Charles then rose from his seat, and leaning on the shoulder of the Prince of Orange, because he was unable to stand without support, he addressed himself to the audience; and from a paper which he held in his hand, in order to assist his memory, he recounted with dignity, but without osten

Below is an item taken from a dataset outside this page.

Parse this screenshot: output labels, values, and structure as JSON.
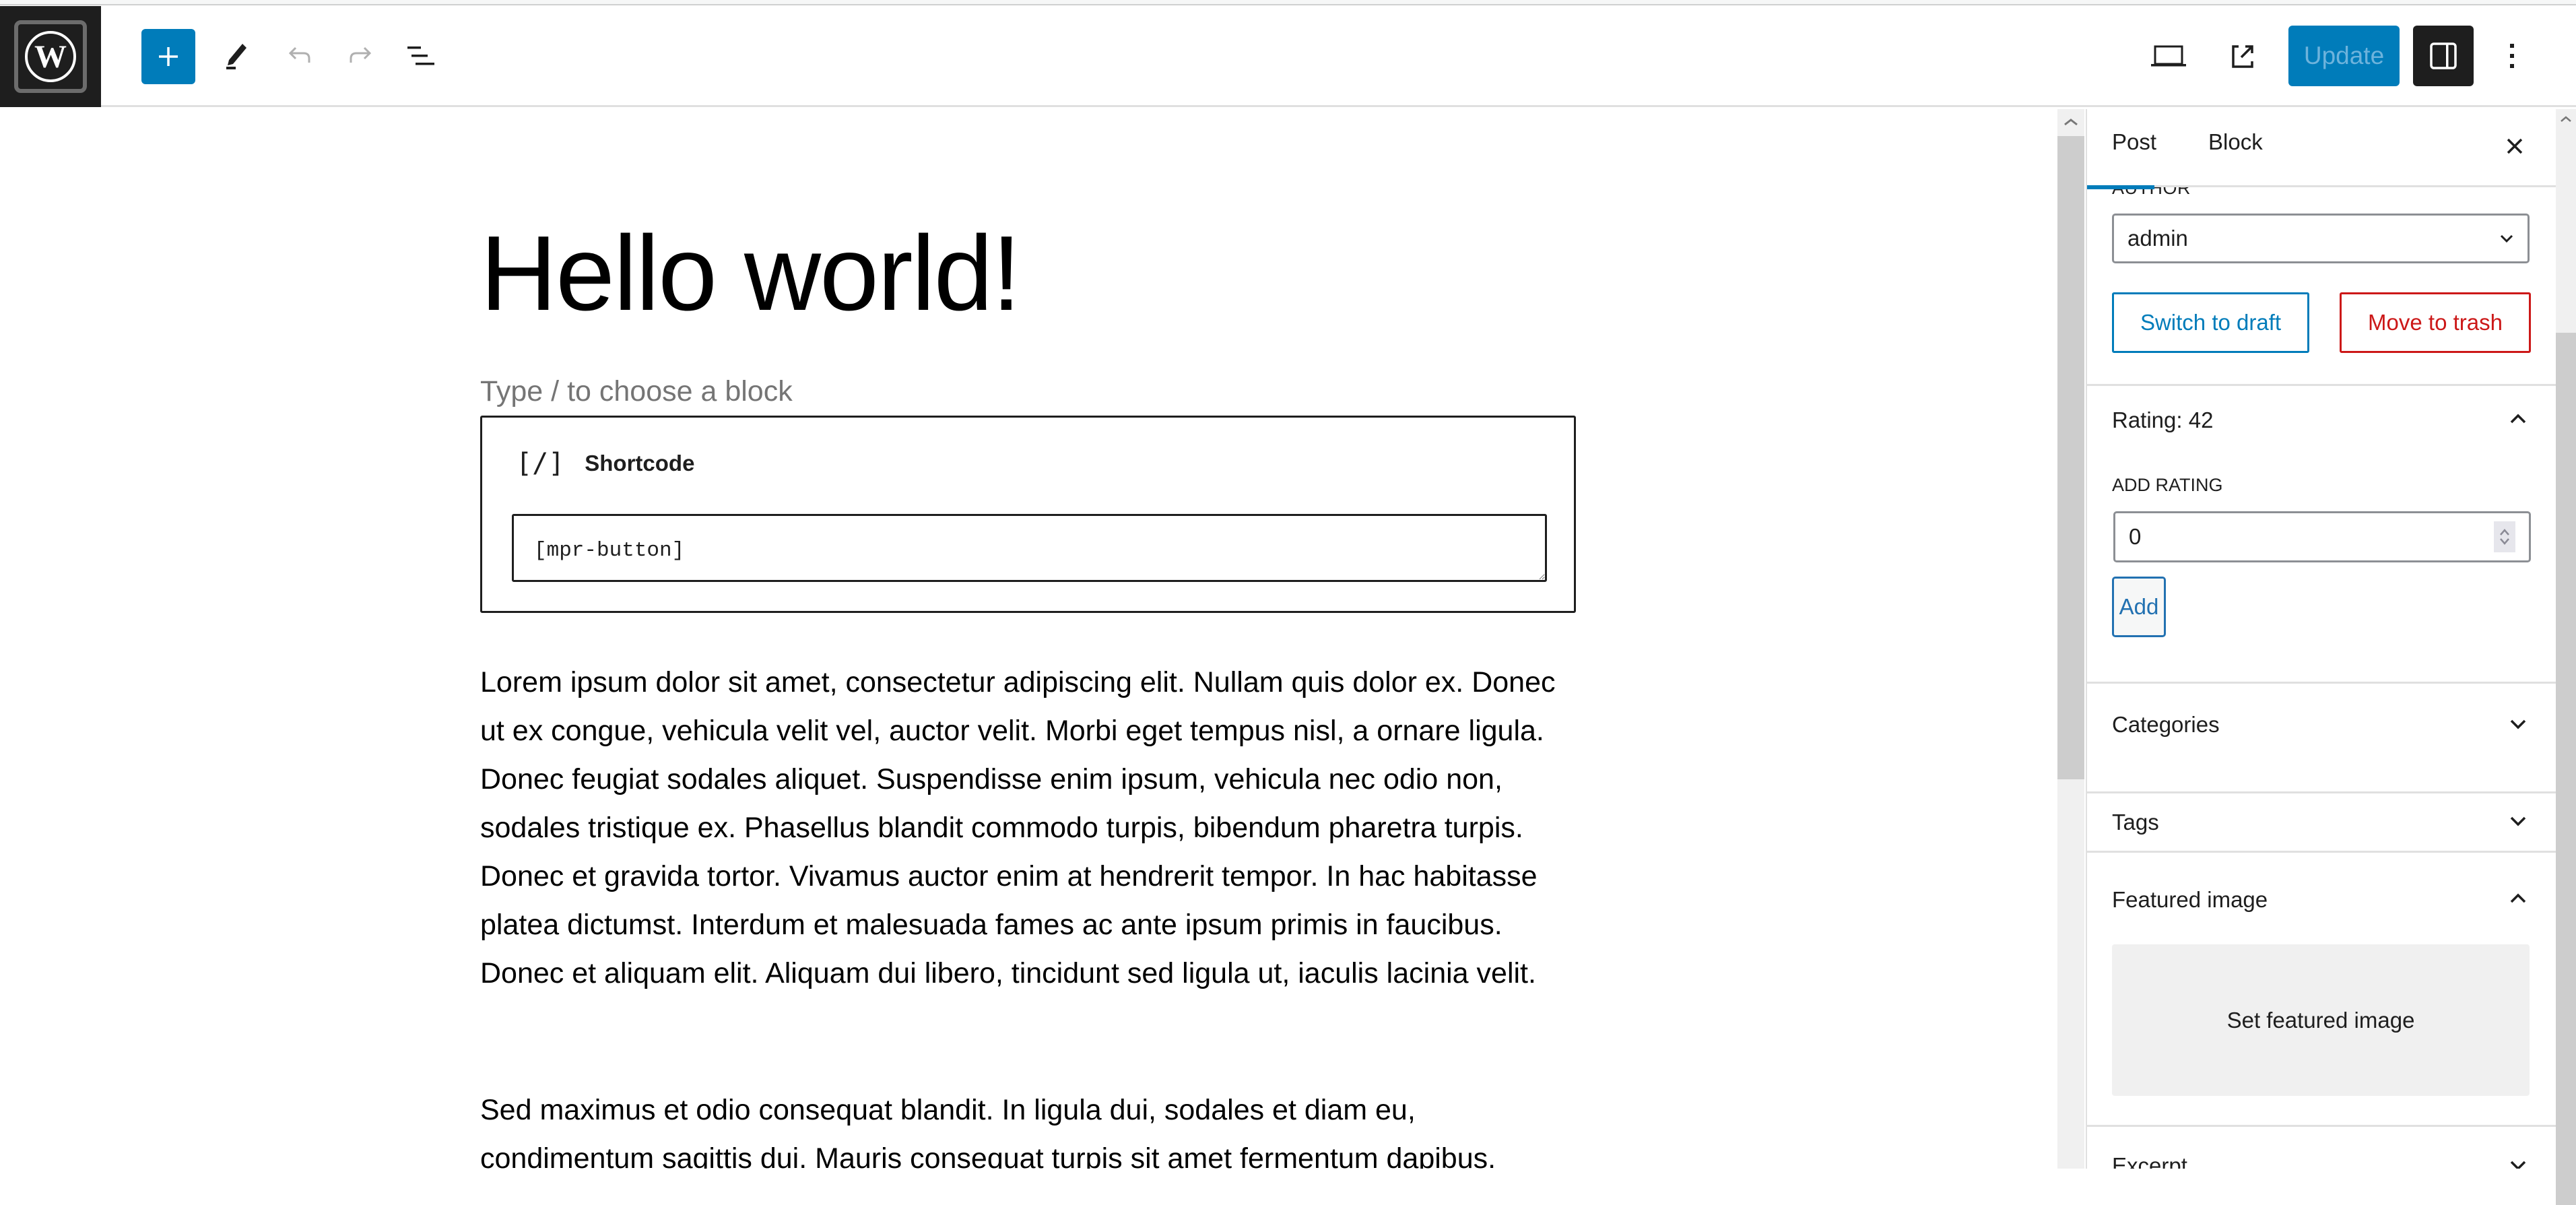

tation, all the great things which he had undertaken and performed, since the commencement of his administration. He observed, that from the seventeenth year of his age, he had dedicated all his thoughts and attention to public objects, reserving no portion of his time for the indulgence of his ease, and very little for the enjoyment of private pleasure ; that either in a pacific or hostile manner, he had visited Germany nine times, Spain six times, France four times, Italy seven times, the Low Countries ten times, England twice, Africa as often, and had made eleven voyages by sea; that, while his health pemitted him to discharge his duty, and the vigour of his constitution was equal, in any degree, to the arduous office of governing such extensive dominions, he had never shunned labour, nor repined under fatigue ; that now, when his health was broken, and his vigour exhausted, by the rage of an incurable distemper, his growing infirmities admonished him to retire ; nor was he so fond of reigning as to retain the sceptre in an impotent hand, which was no longer able to protect his subjects, or to render them happy; that, instead of a sovereign worn out with disease, and scarcely half alive, he gave them one in the prime of life, accustomed already to govern, and who added to the vigour of youth, all the attention and sagacity of maturer years; that if, during the course of a long administration, he had committed any material error in government, or if, under the pressure of so many, and great affairs, and amidst the attention which he had been obliged to give them, he had either neglected or injured any of his subjects, hę now implored their forgiveness ; that, for his part, he should ever retain a grateful sense of their fidelity and attachment, and would carry the remembrance of it along with him to the place of his retreat, as the sweetest consolation, as well as the best reward for all his services, and in his last prayers to Almighty God, would pour forth his ardent wishes for all their welfare.
Then, turning towards Philip, who fell on his knees, and kissed his father's hand, “ If,” says he, “ I had left you, by my death, this rich inheritance, to which I have made such large additions, some regard would have been justly due to my memory on that account; but now, when I voluntarily resign to you what I might have still retained, I may well expect the warmest expressions of thanks on your part. With these, however, I dispense; and shall consider your concern for the welfare of your subjects, and your love of